<b>Newsmaker:</b> A General For The Masses
General Bipin Rawat would have retired last year had the government not broken precedence to make him army chief over two generals senior to him at that time. Rawat was deep-selected in a move that is not unusual but used sparingly by the previous governments. Only in the sixth month of his tenure, the general has put the army on the unusual path – singing to the tune of public sentiment.
“Our government rests in public opinion,” said Abraham Lincoln in his famous speech in 1856. “Public sentiment is everything,” he went on to say. “Whoever can change public opinion can change the government. It is the public opinion that settles every question here.”
When young army officer Major Leetul Gogoi resorted to an unusual way of dealing with a blood-thirsty stone-pelting crowd in Jammu and Kashmir by picking up one of the alleged miscreants from the crowd and strapping him onto the jeep to dissuade others from attacking troops and a trapped polling party, he was instantly hailed as a hero by the dominant voice of public opinion.

Union ministers backed this voice to the hilt and soon it became evident that the officer’s action had the government’s approval despite a hue and cry from local Kashmiris and the motley crowd of human rights watchers.
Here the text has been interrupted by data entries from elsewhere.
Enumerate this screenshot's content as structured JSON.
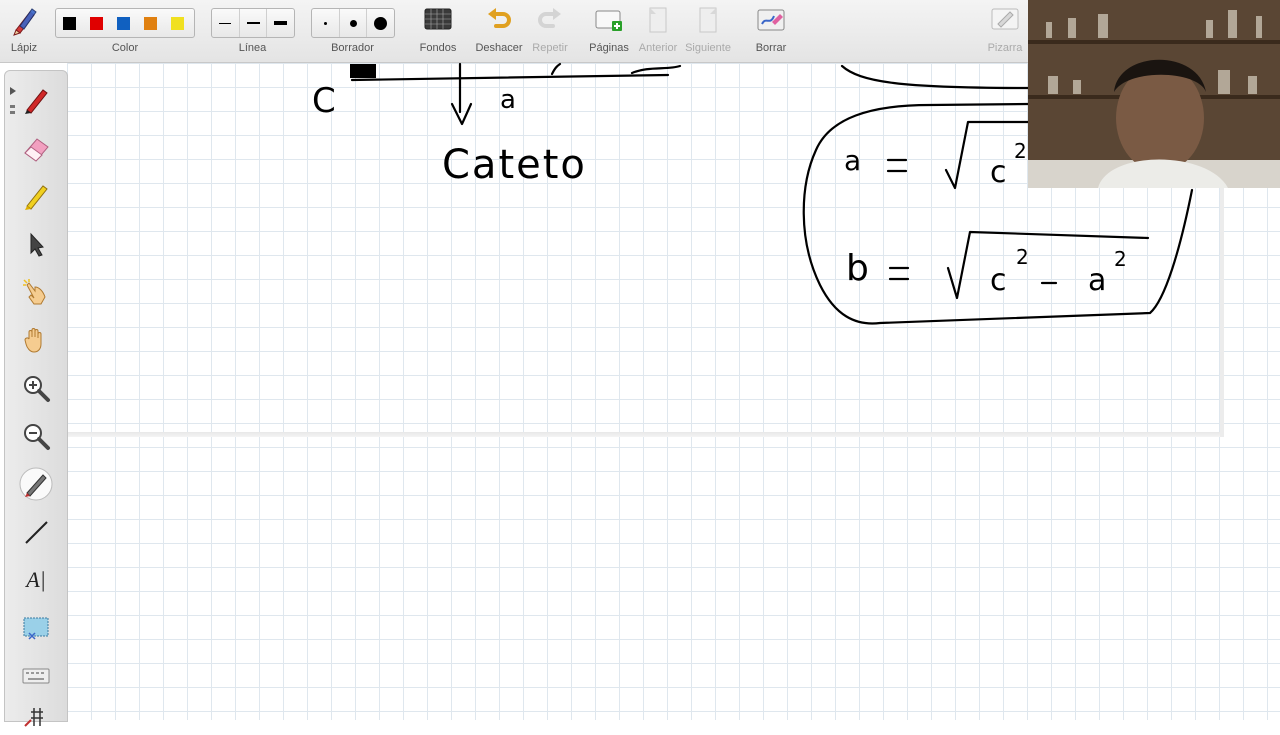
{
  "toolbar": {
    "lapiz": "Lápiz",
    "color": "Color",
    "linea": "Línea",
    "borrador": "Borrador",
    "fondos": "Fondos",
    "deshacer": "Deshacer",
    "repetir": "Repetir",
    "paginas": "Páginas",
    "anterior": "Anterior",
    "siguiente": "Siguiente",
    "borrar": "Borrar",
    "pizarra": "Pizarra",
    "colors": [
      "#000000",
      "#e00000",
      "#1060c0",
      "#e08010",
      "#f0e020"
    ]
  },
  "palette": {
    "tools": [
      "pen-tool",
      "eraser-tool",
      "highlighter-tool",
      "select-arrow-tool",
      "pointer-hand-tool",
      "pan-hand-tool",
      "zoom-in-tool",
      "zoom-out-tool",
      "pen-width-tool",
      "line-tool",
      "text-tool",
      "screen-capture-tool",
      "keyboard-tool",
      "grid-tool"
    ],
    "text_tool_label": "A|"
  },
  "board": {
    "label_c": "C",
    "label_a": "a",
    "word": "Cateto",
    "formula_a": [
      "a",
      "=",
      "c",
      "2"
    ],
    "formula_b": [
      "b",
      "=",
      "c",
      "2",
      "-",
      "a",
      "2"
    ]
  }
}
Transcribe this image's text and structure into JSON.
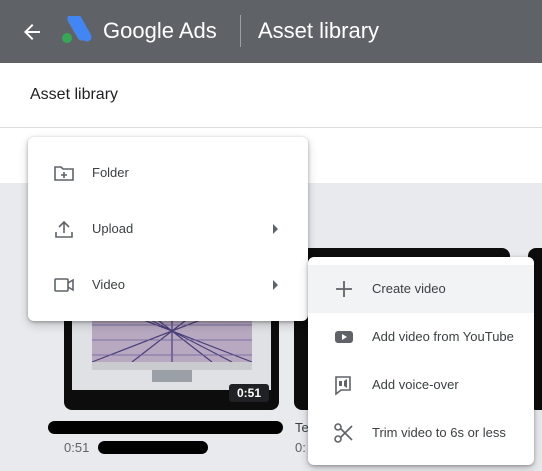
{
  "header": {
    "brand": "Google Ads",
    "title": "Asset library",
    "icons": [
      "back-arrow-icon",
      "google-ads-logo"
    ]
  },
  "subheader": {
    "title": "Asset library"
  },
  "new_menu": {
    "items": [
      {
        "label": "Folder",
        "icon": "folder-add-icon"
      },
      {
        "label": "Upload",
        "icon": "upload-icon",
        "submenu": true
      },
      {
        "label": "Video",
        "icon": "video-camera-icon",
        "submenu": true
      }
    ]
  },
  "video_submenu": {
    "items": [
      {
        "label": "Create video",
        "icon": "plus-icon"
      },
      {
        "label": "Add video from YouTube",
        "icon": "youtube-icon"
      },
      {
        "label": "Add voice-over",
        "icon": "voice-over-icon"
      },
      {
        "label": "Trim video to 6s or less",
        "icon": "scissors-icon"
      }
    ]
  },
  "assets": [
    {
      "duration_badge": "0:51",
      "title": "",
      "duration": "0:51"
    },
    {
      "duration_badge": "",
      "title": "Te",
      "duration": "0:"
    }
  ],
  "colors": {
    "topbar": "#5f6368",
    "logo_blue": "#4285f4",
    "logo_yellow": "#fbbc04",
    "logo_green": "#34a853"
  }
}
The army nevertheless ordered a court of inquiry as is the usual practice in such cases. Amidst the raging debate whether the army had crossed its line while dealing with insurgency in Jammu and Kashmir, a section of the media reported that Major Gogoi had been given clean chit by the court of inquiry.
The army rushed to issue a strong denial saying its probe was still not over and the media should refrain from jumping to conclusions without the culmination of due process. Then something unusual happened. Even as the CoI was to be concluded, Major Gogoi was decorated with the chief’s commendation. Not only that, the general went public endorsing his young officer’s conduct justifying that dirty wars need to be fought in innovative ways.
The unusual approach continued when Major Gogoi was made to appear before the media in full combat gear to defend his action. This has to be a first as never before has an officer facing a CoI gone public even before the conclusion of the probe.
As the chief of army staff, General Rawat has the right to keep the morale of his men and officers high as they are dealing with an extraordinary situation in Jammu and Kashmir. But the tearing apart of the cloak of secrecy on such an occurrence does little help other than catering to the public opinion.

There have been a dozen chiefs since the 1990 when the trouble in Jammu and Kashmir started. They all came up with their own military strategies to deal with counter insurgency operations in the state. After the extremely violent times of the early 1990s, the army was able to stabilise the situation effectively. During the mid-2000s, the military strategy was dominated by “iron fist and velvet glove” philosophy. The iron fist here is meant for the foreign terrorists but misguided locals were treated with velvet gloves. This distinction seems to have blurred. Former army chief general Bikram Singh in an article last year elaborated this people-friendly approach in carrying out what he termed as “clean” operations with full respect to law and human rights.
General Rawat has taken a line that is distinct from his predecessors. Probably the generals before him did not face the kind of mob fury as the troops are facing today though the dynamics of a proxy war were as relevant as they are today. The iron fist and velvet gloves have been replaced with the jackboots approach as the emphasis now is to instil fear of the army in the minds of the people who prevent soldiers from carrying out operations against terrorists.
Public opinion can be the oxygen for the political establishment but when the army gets swayed by the chants of the masses, it can lead to adding an additional burden of raised expectations.
The transformation of the army’s operational philosophy is visible. Surgical strikes and punitive assaults on the LoC and innovative ways of dealing with stone-pelters in the hinterland are military actions accompanied by media projections to satisfy the chest thumping public sentiment.

General Rawat is cut out for the job. Apart from being a fine officer, he also holds a doctorate in military-media strategic studies. In his unusual way, General Rawat made all his army commanders fly down to Srinagar for a meeting of the military heads.
In this day and age, there is an instant expression of public opinion and it can be gauged 24x7 on a real-time basis. Every individual has access to it, from the troops on the ground to the commanding officers. The army is in for tough times as the volatility of this monster in the making can jeopardise decision-making.

Gautam Datt